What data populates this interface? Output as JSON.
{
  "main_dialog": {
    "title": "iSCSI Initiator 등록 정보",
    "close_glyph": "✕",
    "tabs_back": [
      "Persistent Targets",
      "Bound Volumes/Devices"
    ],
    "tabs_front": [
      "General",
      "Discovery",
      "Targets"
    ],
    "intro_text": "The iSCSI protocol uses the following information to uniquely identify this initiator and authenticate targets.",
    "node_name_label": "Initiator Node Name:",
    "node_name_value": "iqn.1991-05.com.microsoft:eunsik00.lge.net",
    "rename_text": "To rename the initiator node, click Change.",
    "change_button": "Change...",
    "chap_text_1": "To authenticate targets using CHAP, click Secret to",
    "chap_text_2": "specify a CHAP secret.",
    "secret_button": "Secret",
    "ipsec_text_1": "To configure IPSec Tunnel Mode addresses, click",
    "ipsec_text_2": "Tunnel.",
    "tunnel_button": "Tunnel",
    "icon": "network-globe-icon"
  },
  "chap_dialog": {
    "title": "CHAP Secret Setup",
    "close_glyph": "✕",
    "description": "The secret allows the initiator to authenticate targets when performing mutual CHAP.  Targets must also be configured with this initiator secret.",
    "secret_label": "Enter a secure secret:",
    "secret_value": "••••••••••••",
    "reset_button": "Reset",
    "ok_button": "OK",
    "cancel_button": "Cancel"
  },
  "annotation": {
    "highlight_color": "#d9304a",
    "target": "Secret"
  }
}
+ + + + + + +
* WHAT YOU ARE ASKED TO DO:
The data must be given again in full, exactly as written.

* RESPONSE AREA:
What data populates this interface? Output as JSON.
{
  "main_dialog": {
    "title": "iSCSI Initiator 등록 정보",
    "close_glyph": "✕",
    "tabs_back": [
      "Persistent Targets",
      "Bound Volumes/Devices"
    ],
    "tabs_front": [
      "General",
      "Discovery",
      "Targets"
    ],
    "intro_text": "The iSCSI protocol uses the following information to uniquely identify this initiator and authenticate targets.",
    "node_name_label": "Initiator Node Name:",
    "node_name_value": "iqn.1991-05.com.microsoft:eunsik00.lge.net",
    "rename_text": "To rename the initiator node, click Change.",
    "change_button": "Change...",
    "chap_text_1": "To authenticate targets using CHAP, click Secret to",
    "chap_text_2": "specify a CHAP secret.",
    "secret_button": "Secret",
    "ipsec_text_1": "To configure IPSec Tunnel Mode addresses, click",
    "ipsec_text_2": "Tunnel.",
    "tunnel_button": "Tunnel",
    "icon": "network-globe-icon"
  },
  "chap_dialog": {
    "title": "CHAP Secret Setup",
    "close_glyph": "✕",
    "description": "The secret allows the initiator to authenticate targets when performing mutual CHAP.  Targets must also be configured with this initiator secret.",
    "secret_label": "Enter a secure secret:",
    "secret_value": "••••••••••••",
    "reset_button": "Reset",
    "ok_button": "OK",
    "cancel_button": "Cancel"
  },
  "annotation": {
    "highlight_color": "#d9304a",
    "target": "Secret"
  }
}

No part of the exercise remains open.